*** DATA EXTRACTS

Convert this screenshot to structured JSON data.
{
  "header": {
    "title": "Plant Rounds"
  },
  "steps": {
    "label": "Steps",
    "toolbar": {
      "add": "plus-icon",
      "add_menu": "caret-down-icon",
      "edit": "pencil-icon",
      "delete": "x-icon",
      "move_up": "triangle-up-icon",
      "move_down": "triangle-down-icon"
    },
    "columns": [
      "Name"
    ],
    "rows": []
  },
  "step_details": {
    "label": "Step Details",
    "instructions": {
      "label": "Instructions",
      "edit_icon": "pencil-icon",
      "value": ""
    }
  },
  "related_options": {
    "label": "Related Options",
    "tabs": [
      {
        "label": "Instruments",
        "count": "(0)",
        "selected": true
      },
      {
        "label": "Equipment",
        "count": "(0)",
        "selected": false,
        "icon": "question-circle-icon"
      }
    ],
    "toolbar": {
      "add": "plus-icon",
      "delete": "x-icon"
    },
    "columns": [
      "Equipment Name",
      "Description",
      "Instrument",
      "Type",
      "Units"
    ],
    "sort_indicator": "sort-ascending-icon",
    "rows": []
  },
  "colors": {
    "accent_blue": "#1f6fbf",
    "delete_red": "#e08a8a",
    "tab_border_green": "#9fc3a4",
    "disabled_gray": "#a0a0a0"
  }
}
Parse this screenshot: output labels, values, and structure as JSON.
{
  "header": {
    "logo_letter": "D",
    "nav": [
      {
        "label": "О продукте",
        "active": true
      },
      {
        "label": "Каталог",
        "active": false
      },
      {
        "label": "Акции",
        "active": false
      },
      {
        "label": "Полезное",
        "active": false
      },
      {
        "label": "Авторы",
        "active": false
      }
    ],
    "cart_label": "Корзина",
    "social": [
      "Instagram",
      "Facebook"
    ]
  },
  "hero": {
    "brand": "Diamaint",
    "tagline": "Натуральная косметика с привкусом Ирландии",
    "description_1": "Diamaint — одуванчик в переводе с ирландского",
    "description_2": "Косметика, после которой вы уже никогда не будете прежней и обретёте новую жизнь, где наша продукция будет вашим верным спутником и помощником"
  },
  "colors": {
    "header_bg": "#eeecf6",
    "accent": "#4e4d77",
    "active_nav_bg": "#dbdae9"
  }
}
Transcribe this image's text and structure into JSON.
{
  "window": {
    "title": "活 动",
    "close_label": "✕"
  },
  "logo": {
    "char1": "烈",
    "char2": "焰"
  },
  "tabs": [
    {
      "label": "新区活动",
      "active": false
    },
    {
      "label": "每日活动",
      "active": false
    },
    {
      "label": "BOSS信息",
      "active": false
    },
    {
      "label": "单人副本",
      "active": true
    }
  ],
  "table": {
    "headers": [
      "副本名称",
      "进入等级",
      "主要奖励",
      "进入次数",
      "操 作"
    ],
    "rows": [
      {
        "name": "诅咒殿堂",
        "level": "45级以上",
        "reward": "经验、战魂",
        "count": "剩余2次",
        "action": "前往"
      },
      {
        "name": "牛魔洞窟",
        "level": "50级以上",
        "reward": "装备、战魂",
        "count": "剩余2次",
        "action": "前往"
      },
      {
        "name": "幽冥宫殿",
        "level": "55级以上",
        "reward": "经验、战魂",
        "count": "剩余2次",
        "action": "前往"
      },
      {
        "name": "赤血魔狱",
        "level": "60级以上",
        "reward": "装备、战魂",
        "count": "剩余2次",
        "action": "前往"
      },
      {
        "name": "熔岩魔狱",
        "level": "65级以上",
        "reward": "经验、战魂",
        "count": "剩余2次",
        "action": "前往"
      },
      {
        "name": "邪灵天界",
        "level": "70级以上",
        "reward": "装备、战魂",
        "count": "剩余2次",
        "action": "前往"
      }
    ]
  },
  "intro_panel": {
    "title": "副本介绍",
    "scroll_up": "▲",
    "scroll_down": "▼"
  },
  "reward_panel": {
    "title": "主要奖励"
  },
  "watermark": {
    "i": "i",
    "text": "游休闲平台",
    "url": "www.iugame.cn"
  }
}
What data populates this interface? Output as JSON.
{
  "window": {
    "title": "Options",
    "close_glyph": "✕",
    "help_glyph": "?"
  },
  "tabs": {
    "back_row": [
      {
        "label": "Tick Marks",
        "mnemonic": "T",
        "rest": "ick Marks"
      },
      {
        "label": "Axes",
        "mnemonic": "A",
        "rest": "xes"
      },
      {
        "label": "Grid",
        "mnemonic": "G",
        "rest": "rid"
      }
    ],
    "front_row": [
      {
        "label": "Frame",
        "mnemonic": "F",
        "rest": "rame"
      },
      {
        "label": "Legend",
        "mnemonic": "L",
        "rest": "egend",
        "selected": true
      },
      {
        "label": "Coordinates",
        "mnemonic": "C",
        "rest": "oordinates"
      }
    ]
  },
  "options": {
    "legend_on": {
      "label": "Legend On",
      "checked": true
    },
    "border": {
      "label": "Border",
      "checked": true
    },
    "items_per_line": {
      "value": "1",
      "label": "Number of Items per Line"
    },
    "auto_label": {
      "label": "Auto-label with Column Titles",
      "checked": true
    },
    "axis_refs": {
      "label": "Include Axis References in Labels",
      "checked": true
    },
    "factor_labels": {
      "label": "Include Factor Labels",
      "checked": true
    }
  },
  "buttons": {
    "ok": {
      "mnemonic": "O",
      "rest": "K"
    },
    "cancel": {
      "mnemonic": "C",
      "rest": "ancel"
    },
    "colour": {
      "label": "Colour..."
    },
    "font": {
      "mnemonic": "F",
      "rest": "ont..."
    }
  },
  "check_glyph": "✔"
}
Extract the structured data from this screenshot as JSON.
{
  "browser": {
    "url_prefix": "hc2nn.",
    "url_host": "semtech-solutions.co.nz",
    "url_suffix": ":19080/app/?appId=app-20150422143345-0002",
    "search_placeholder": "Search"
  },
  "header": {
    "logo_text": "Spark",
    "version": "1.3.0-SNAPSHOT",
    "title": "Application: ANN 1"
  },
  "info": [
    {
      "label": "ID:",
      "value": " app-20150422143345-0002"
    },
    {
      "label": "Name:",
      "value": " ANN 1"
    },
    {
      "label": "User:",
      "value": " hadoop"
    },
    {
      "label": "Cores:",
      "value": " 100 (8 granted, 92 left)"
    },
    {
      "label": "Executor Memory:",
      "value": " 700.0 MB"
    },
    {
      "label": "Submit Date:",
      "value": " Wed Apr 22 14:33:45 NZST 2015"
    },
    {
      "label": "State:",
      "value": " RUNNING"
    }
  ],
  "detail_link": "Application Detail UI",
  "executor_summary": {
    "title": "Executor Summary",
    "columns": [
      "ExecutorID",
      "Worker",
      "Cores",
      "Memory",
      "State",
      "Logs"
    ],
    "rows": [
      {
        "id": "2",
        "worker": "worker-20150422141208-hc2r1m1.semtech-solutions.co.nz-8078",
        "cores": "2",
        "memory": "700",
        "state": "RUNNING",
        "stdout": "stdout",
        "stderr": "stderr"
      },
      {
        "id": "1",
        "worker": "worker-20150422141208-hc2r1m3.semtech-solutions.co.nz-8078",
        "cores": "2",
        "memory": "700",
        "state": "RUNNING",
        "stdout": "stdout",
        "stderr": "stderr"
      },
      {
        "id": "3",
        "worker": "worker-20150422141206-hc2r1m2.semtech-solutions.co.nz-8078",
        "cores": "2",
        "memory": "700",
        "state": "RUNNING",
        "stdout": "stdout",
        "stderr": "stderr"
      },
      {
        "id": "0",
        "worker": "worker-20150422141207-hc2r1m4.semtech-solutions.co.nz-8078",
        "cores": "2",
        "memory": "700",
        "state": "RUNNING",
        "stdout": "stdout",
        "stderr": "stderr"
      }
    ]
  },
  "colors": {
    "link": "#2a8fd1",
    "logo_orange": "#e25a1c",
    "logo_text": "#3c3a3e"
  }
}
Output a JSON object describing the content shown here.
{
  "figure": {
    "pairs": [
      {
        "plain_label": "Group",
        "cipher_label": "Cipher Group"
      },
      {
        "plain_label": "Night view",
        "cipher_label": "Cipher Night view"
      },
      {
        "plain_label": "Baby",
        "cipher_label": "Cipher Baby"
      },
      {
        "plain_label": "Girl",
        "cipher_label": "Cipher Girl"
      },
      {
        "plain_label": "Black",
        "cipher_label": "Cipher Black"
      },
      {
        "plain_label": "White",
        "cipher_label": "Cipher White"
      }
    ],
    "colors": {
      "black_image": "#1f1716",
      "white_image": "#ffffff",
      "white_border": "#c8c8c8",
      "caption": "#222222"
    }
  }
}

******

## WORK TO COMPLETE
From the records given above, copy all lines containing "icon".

## RESPONSE TO THIS EXERCISE
      "add": "plus-icon",
      "add_menu": "caret-down-icon",
      "edit": "pencil-icon",
      "delete": "x-icon",
      "move_up": "triangle-up-icon",
      "move_down": "triangle-down-icon"
      "edit_icon": "pencil-icon",
        "icon": "question-circle-icon"
      "add": "plus-icon",
      "delete": "x-icon"
    "sort_indicator": "sort-ascending-icon",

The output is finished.